No one spoke on my behalf, and finally everyone present (and there were about a hundred of them, including my teachers and my closest friends), yes, every last one of them raised his hand to approve my expulsion.
#page#And so it went for Guy Earle, hung out to dry by his comrades at the plenary session of the Canadian Collective of Edgy Transgressive Comedians. I speak metaphorically. But, if you’d like something more literal, let’s move south of the border. Recently, Surgery News, the official journal of the American College of Surgeons, published a piece by its editor-in-chief, Lazar Greenfield, examining research into the benefits to women of . . . well, let Dr. Greenfield explain it:
They found ingredients in semen that include mood enhancers like estrone, cortisol, prolactin, oxytocin, and serotonin; a sleep enhancer, melatonin; and, of course, sperm, which makes up only 1%-5%. Delivering these compounds into the richly vascularized vagina also turns out to have major salutary effects for the recipient.
As this was the Valentine’s issue, Dr. Greenfield concluded on a “light-hearted” note:
Now we know there’s a better gift for that day than chocolates.
Oh, my. When the complaints started rolling in from lady doctors, Surgery News withdrew the entire issue. All of it. Gone. Then Dr. Greenfield apologized. Then he resigned as editor. Then he apologized some more. Then he resigned as president-elect of the American College of Surgeons. The New York Times solemnly reported that Dr. Barbara Bass, chairwoman of the department of surgery at Methodist Hospital in Houston, declared she was “glad Dr. Greenfield had resigned.” But Dr. Colleen Brophy, professor of surgery at Vanderbilt University, said “the resignation would not end the controversy.”

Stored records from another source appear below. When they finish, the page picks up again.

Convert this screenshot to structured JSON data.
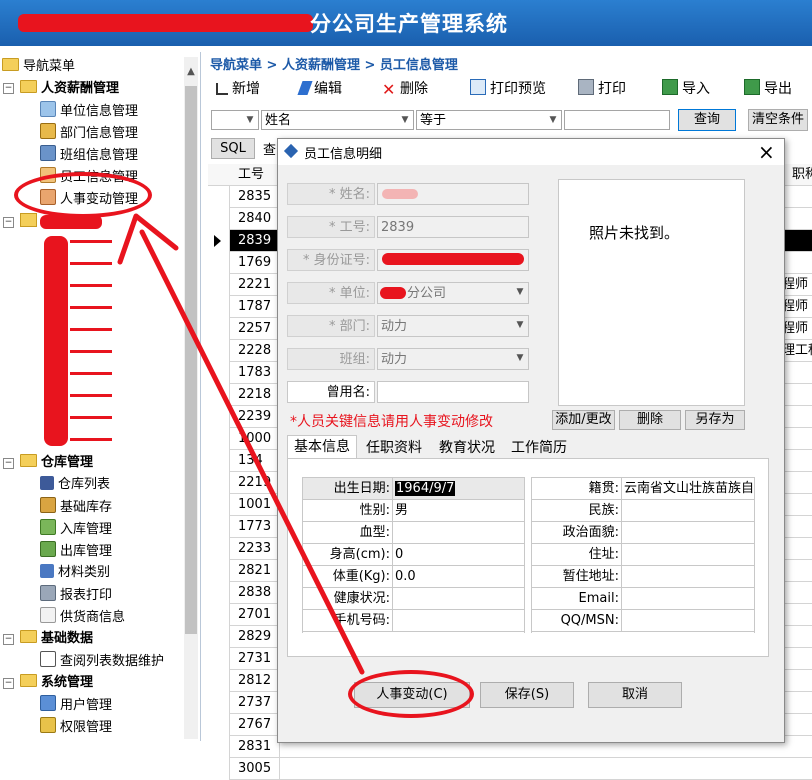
{
  "app": {
    "title_visible": "分公司生产管理系统"
  },
  "nav": {
    "root": "导航菜单",
    "hr_group": "人资薪酬管理",
    "hr_items": [
      "单位信息管理",
      "部门信息管理",
      "班组信息管理",
      "员工信息管理",
      "人事变动管理"
    ],
    "warehouse_group": "仓库管理",
    "warehouse_items": [
      "仓库列表",
      "基础库存",
      "入库管理",
      "出库管理",
      "材料类别",
      "报表打印",
      "供货商信息"
    ],
    "basic_group": "基础数据",
    "basic_items": [
      "查阅列表数据维护"
    ],
    "system_group": "系统管理",
    "system_items": [
      "用户管理",
      "权限管理"
    ]
  },
  "breadcrumb": "导航菜单 > 人资薪酬管理 > 员工信息管理",
  "toolbar": [
    "新增",
    "编辑",
    "删除",
    "打印预览",
    "打印",
    "导入",
    "导出"
  ],
  "filter": {
    "field": "姓名",
    "operator": "等于",
    "value": "",
    "query_btn": "查询",
    "clear_btn": "清空条件",
    "sql_btn": "SQL",
    "sql_partial": "查"
  },
  "grid": {
    "col_header_id": "工号",
    "col_header_title": "职称",
    "ids": [
      "2835",
      "2840",
      "2839",
      "1769",
      "2221",
      "1787",
      "2257",
      "2228",
      "1783",
      "2218",
      "2239",
      "1000",
      "134",
      "2219",
      "1001",
      "1773",
      "2233",
      "2821",
      "2838",
      "2701",
      "2829",
      "2731",
      "2812",
      "2737",
      "2767",
      "2831",
      "3005"
    ],
    "right_partials": {
      "4": "程师",
      "5": "程师",
      "6": "程师",
      "7": "理工程"
    }
  },
  "dialog": {
    "title": "员工信息明细",
    "close_icon": "×",
    "labels": {
      "name": "* 姓名:",
      "id": "* 工号:",
      "idcard": "* 身份证号:",
      "unit": "* 单位:",
      "dept": "* 部门:",
      "team": "班组:",
      "former_name": "曾用名:"
    },
    "values": {
      "name": "",
      "id": "2839",
      "unit": "分公司",
      "dept": "动力",
      "team": "动力",
      "former_name": ""
    },
    "photo_text": "照片未找到。",
    "warning": "*人员关键信息请用人事变动修改",
    "photo_buttons": [
      "添加/更改",
      "删除",
      "另存为"
    ],
    "tabs": [
      "基本信息",
      "任职资料",
      "教育状况",
      "工作简历"
    ],
    "left_rows": [
      {
        "label": "出生日期:",
        "value": "1964/9/7"
      },
      {
        "label": "性别:",
        "value": "男"
      },
      {
        "label": "血型:",
        "value": ""
      },
      {
        "label": "身高(cm):",
        "value": "0"
      },
      {
        "label": "体重(Kg):",
        "value": "0.0"
      },
      {
        "label": "健康状况:",
        "value": ""
      },
      {
        "label": "手机号码:",
        "value": ""
      }
    ],
    "right_rows": [
      {
        "label": "籍贯:",
        "value": "云南省文山壮族苗族自"
      },
      {
        "label": "民族:",
        "value": ""
      },
      {
        "label": "政治面貌:",
        "value": ""
      },
      {
        "label": "住址:",
        "value": ""
      },
      {
        "label": "暂住地址:",
        "value": ""
      },
      {
        "label": "Email:",
        "value": ""
      },
      {
        "label": "QQ/MSN:",
        "value": ""
      }
    ],
    "bottom_buttons": [
      "人事变动(C)",
      "保存(S)",
      "取消"
    ]
  },
  "accent": {
    "annotation_red": "#e8141e",
    "titlebar_blue": "#1a5fae",
    "selected_row": "#000000"
  }
}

Dr. Greenfield is one of the most eminent men — whoops, persons — in his profession, and, when it comes to vascularized vaginas, he would appear to have the facts on his side. But, like Ludvik, he made an ideologically unsound joke, and so his career must be ended. An apology won’t cut it, so the thought police were obliged to act: To modify the old line, the operation was a complete success, and the surgeon died.

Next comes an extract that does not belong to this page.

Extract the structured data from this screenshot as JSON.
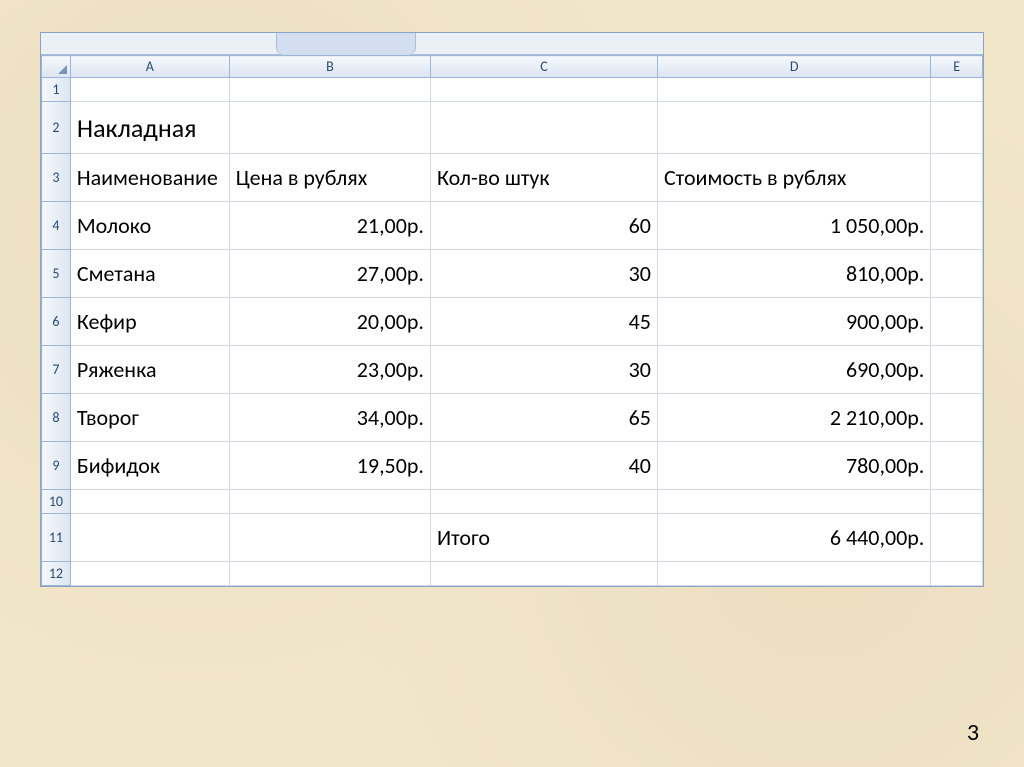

Years later, Ludvik reflects on the friends and colleagues who voted to destroy him. I wonder if, in the ruins of his reputation, Dr. Greenfield will come to feel as Kundera’s protagonist does:
Since then, whenever I make new acquaintances, men or women with the potential of becoming friends or lovers, I project them back into that time, that hall, and ask myself whether they would have raised their hands; no one has ever passed the test.
Who would have thought all the old absurdist gags of Eastern Europe circa 1948 would transplant themselves to the heart of the West so effortlessly? Indeed, a latter-day Kundera would surely reject as far too obvious a scenario in which lesbians and feminists lean on eunuch males to destroy a man for disrespecting the vascularized vagina by suggesting that semen might have restorative properties. “Give it to me straight, doc. I can take it”? Not anymore. Kundera’s Joke is now on us.
– Mr. Steyn blogs at SteynOnline. (www.steynonline.com).